As father-son duo Will and Jaden Smith team up onscreen for a second time in sci-fi adventure After Earth, we hear from the younger partner about the challenges of managing childhood fame
It can’t be all that easy growing up as the offspring of a major Hollywood star, but Jaden Smith seems to have got it down. At eight years old he was being groomed to stand in his megastar father’s shoes, starring alongside Will Smith in 2006 in The Pursuit of Happyness. It was a more mature Jaden – who, like his father, is also a rapper – that took the title role in 2010 remake The Karate Kid alongside Jackie Chan, while Smith Snr sat in the producer’s chair. Now father and son are reunited onscreen once again in After Earth. Set 1,000 years in the future and directed by M Night Shyamalan (The Sixth Sense, Signs), the plot – conceived by Smith Snr – deals with a son growing up in the glare of a renowned warrior father. Something the 15 year old can relate to, we’re sure.
What did you like about the story for After Earth?
The story is very, very powerful. Kitai lives in his dad’s shadow; I live in my dad’s shadow. When the movie is over, he is like, ‘Hey, dad, look what I did.’ And when I did the last shot in the film, I was like, ‘Hey, dad, look what I did.’ It’s the same story. When you see the movie, you are following Kitai’s story, but you are subliminally following my story as well.
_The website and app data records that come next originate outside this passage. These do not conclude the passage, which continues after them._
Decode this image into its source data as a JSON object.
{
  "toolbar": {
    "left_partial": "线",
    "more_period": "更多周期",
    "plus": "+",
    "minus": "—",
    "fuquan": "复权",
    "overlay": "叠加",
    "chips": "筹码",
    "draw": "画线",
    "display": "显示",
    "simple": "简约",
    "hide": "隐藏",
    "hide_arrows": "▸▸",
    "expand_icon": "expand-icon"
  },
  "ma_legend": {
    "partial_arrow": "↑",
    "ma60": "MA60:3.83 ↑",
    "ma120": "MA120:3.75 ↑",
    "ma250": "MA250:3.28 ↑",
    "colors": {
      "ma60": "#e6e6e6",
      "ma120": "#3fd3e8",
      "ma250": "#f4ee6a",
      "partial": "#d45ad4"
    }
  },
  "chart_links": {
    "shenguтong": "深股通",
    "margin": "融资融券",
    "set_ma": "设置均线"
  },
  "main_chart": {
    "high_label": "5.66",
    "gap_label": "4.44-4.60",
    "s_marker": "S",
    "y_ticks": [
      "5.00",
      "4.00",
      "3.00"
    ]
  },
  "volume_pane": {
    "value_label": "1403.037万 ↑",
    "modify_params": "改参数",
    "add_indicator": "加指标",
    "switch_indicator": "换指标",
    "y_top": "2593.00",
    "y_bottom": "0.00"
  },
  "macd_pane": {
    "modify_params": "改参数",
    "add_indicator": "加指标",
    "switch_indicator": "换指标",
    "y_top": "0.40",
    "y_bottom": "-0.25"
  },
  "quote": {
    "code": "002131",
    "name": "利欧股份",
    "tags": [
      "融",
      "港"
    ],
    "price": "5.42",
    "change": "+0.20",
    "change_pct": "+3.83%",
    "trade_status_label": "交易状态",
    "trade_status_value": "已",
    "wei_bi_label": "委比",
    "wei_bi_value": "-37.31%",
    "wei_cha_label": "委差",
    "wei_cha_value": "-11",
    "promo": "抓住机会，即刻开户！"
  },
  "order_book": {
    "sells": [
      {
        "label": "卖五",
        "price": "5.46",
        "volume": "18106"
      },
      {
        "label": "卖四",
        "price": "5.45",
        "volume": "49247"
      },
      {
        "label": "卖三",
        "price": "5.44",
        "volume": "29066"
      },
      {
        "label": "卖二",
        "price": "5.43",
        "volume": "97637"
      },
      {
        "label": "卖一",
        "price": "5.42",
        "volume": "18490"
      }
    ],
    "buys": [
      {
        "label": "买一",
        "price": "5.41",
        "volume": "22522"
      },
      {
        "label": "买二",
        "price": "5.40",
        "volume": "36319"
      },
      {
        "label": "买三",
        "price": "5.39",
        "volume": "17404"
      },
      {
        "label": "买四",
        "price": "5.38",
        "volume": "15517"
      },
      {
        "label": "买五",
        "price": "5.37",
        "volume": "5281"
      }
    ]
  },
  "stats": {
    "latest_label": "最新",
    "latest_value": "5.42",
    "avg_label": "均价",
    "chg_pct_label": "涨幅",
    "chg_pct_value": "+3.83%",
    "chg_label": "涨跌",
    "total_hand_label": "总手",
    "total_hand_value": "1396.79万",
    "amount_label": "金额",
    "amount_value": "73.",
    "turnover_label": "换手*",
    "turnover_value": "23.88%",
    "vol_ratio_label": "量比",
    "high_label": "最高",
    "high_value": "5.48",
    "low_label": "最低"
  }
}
You are very different from kids of your age. Can you actually relate to them?
Absolutely, all the time. All I do is skate around with kids in my neighbourhood. I am pretty normal. I love skating.
In what way has the dynamic between you and your dad changed between The Pursuit of Happyness to After Earth?
On After Earth it was more collaborative. It was more about what both of us wanted, instead of [mimics his dad], ‘This, this, this.’ For this movie he knew that I could handle certain things so he didn’t have to be there all the time. But on The Karate Kid, not only was I his son, but he was producing so he was there 100 percent of the time. He was always there, always looking at me, saying my lines.
How important to you was your performance in The Pursuit of Happyness?
I feel after The Pursuit of Happyness I could call myself an actor, because the performance that I did in that movie was very honest.
What is your favourite among your father’s movies?
I Am Legend. I love it. That movie is great. It’s scary, I love things like that, but it’s also very quiet. It’s a very well thought-out movie.
Would you like to work with your sister, Willow?
The most I have worked with my sister is musically. I just made a song with her the other day called ‘I Love You.’ The thing with Willow is that she likes making songs but you guys might just never hear them. She might feel as though, ‘No, I don’t want to put this out now’. But, honestly, I feel as though I am musically talented because I just do it every day, every single day, but she is just phenomenal.
Who would you like to work with?
I would work with anybody. If you have a good script, I’ll work with anybody. I love Leonardo DiCaprio and I love Joseph Gordon-Levitt. Chloë Moretz is amazing as well. There are a lot of different people I would work with. I am very open.
What is the best acting tip that you’ve received from your father?
It’s probably ‘stay in the scene’. You should always stay in the scene.
Is it sometimes difficult to be the son of such famous parents?
You get chased around by paparazzi and get criticised every step you take, even if you are only 14. They make up stories saying you are doing horrible things that you have never done. But I get through it. I like to skate and make music and write poetry.
After Earth is released on Thursday June 6.